“These are all points that we on the Leave side made during the referendum campaign.
“The assurances given today by Mr Azevedo further strengthen the case for speeding up the United Kingdom’s departure from the European Union.”
The Global Britain report, being published today warns that the euro is facing an “inevitable decline” in the coming years.
KIP MEP Patrick O’Flynn said Roberto Azevedo’s comments were ‘very encouraging’
Brussels was likely to deploy a wide range of economic and regulatory measures to try to save its flagship single currency project, said the report entitled: “The Euro Currency Cul-de-sac”.
And Britain would be forced to join in the costly rescue effort if it remains a member of the Single Market.
Report author Bob Lyddon, a City banking expert, said: “The UK would be tying itself to a corpse if it seeks to join the Single Market.
“We have not escaped the liabilities and damaging effect of the Euro yet and we must do so before we are pulled down with it.
“Measured against its goals the euro has been a disaster for all but Germany and the Benelux countries that were previously linked to the Deutschmark.
“The poorer nations have in effect funded – through colossal debt – their purchase of German goods.
“When the credit runs out, as it inevitably must for the countries that cannot repay it, yet another crisis will be reached.
“At that point the UK could still be liable if we remain in the Single Market.
“The euro has failed on many of its own objectives with a trade-off for weaker economies being the surrender of control over public debt levels, interest rates and currency values, their economies de-industrialised, increasing debts to European institutions, and thus to Germany – and a complete absence of policy levers to pull in response.
“The euro has now reached an impasse.
“Designed to deliver price stability it has achieved that only when averaged across its member states, in reality some economies such as Slovakia, are suffering deflation and many are enduring catastrophic levels of youth unemployment – reaching 43% in Spain and Greece.
“The European Central bank does not see these outcomes as a problem and is content to carry on regardless of the personal suffering and social disharmony the euro is causing.”
Brian Monteith, a director of Global Britain, said: “The euro has almost been forgotten about as it is commonly thought that by voting for Brexit we have escaped its clutches, but we risk walking back into the grip of this zombie currency if we try to stay in the single market.
“The EU’s economic and regulatory policies aim to help the euro survive.

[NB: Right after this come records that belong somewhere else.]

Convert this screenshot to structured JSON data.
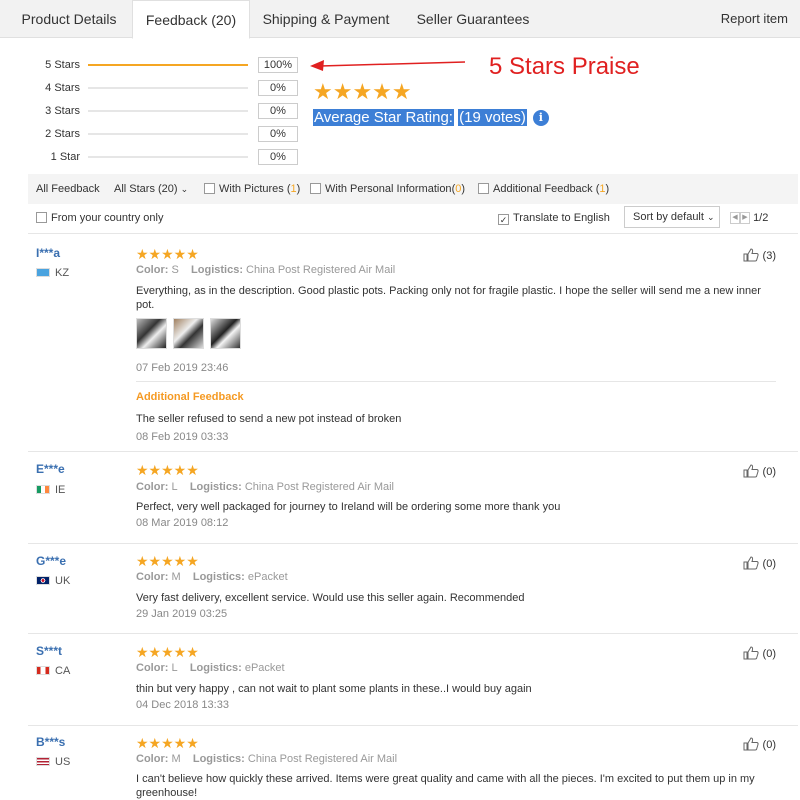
{
  "tabs": [
    {
      "label": "Product Details"
    },
    {
      "label": "Feedback (20)"
    },
    {
      "label": "Shipping & Payment"
    },
    {
      "label": "Seller Guarantees"
    }
  ],
  "report_label": "Report item",
  "rating_breakdown": [
    {
      "label": "5 Stars",
      "percent": "100%",
      "fill": 1.0
    },
    {
      "label": "4 Stars",
      "percent": "0%",
      "fill": 0
    },
    {
      "label": "3 Stars",
      "percent": "0%",
      "fill": 0
    },
    {
      "label": "2 Stars",
      "percent": "0%",
      "fill": 0
    },
    {
      "label": "1 Star",
      "percent": "0%",
      "fill": 0
    }
  ],
  "praise_label": "5 Stars Praise",
  "average": {
    "label": "Average Star Rating:",
    "votes": "(19 votes)",
    "stars": 5,
    "info_icon": "i"
  },
  "filters": {
    "all_feedback": "All Feedback",
    "all_stars": "All Stars (20)",
    "with_pictures": {
      "label": "With Pictures",
      "count": "1"
    },
    "with_personal": {
      "label": "With Personal Information",
      "count": "0"
    },
    "additional": {
      "label": "Additional Feedback",
      "count": "1"
    },
    "from_country": "From your country only",
    "translate": "Translate to English",
    "sort": "Sort by default",
    "page": "1/2"
  },
  "colors": {
    "accent": "#f5a623",
    "link": "#3a6fb0",
    "praise": "#e02020",
    "highlight": "#3d7fd6"
  },
  "reviews": [
    {
      "name": "I***a",
      "country": "KZ",
      "flag": "kz",
      "color_label": "Color:",
      "color": "S",
      "logistics_label": "Logistics:",
      "logistics": "China Post Registered Air Mail",
      "text": "Everything, as in the description. Good plastic pots. Packing only not for fragile plastic. I hope the seller will send me a new inner pot.",
      "date": "07 Feb 2019 23:46",
      "helpful": "(3)",
      "additional_label": "Additional Feedback",
      "additional_text": "The seller refused to send a new pot instead of broken",
      "additional_date": "08 Feb 2019 03:33"
    },
    {
      "name": "E***e",
      "country": "IE",
      "flag": "ie",
      "color_label": "Color:",
      "color": "L",
      "logistics_label": "Logistics:",
      "logistics": "China Post Registered Air Mail",
      "text": "Perfect, very well packaged for journey to Ireland will be ordering some more thank you",
      "date": "08 Mar 2019 08:12",
      "helpful": "(0)"
    },
    {
      "name": "G***e",
      "country": "UK",
      "flag": "uk",
      "color_label": "Color:",
      "color": "M",
      "logistics_label": "Logistics:",
      "logistics": "ePacket",
      "text": "Very fast delivery, excellent service. Would use this seller again. Recommended",
      "date": "29 Jan 2019 03:25",
      "helpful": "(0)"
    },
    {
      "name": "S***t",
      "country": "CA",
      "flag": "ca",
      "color_label": "Color:",
      "color": "L",
      "logistics_label": "Logistics:",
      "logistics": "ePacket",
      "text": "thin but very happy , can not wait to plant some plants in these..I would buy again",
      "date": "04 Dec 2018 13:33",
      "helpful": "(0)"
    },
    {
      "name": "B***s",
      "country": "US",
      "flag": "us",
      "color_label": "Color:",
      "color": "M",
      "logistics_label": "Logistics:",
      "logistics": "China Post Registered Air Mail",
      "text": "I can't believe how quickly these arrived. Items were great quality and came with all the pieces. I'm excited to put them up in my greenhouse!",
      "helpful": "(0)"
    }
  ]
}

If the UK remains in the Single Market British business will share the cost of saving the euro by taking on the same regulatory burdens as Eurozone member states – but with no say in their design.
“It is vital the UK leaves the single market to reduce its exposure to the euro and end the underwriting of potential euro debt liabilities by the British taxpayer.
“Leaving the EU only to go back into the Single Market is pointless and could prove worse than being a full member.”
In response to the remarks from the World Trade Organisation chief, the Prime Minister’s spokeswoman said: “We have been very clear that we are focused on making the most of the opportunities of leaving the EU, working with our partners there and looking more broadly at how we can make sure it is a smooth and orderly departure.
“We are working to address uncertainty where we can and on taking the trade opportunities ahead.”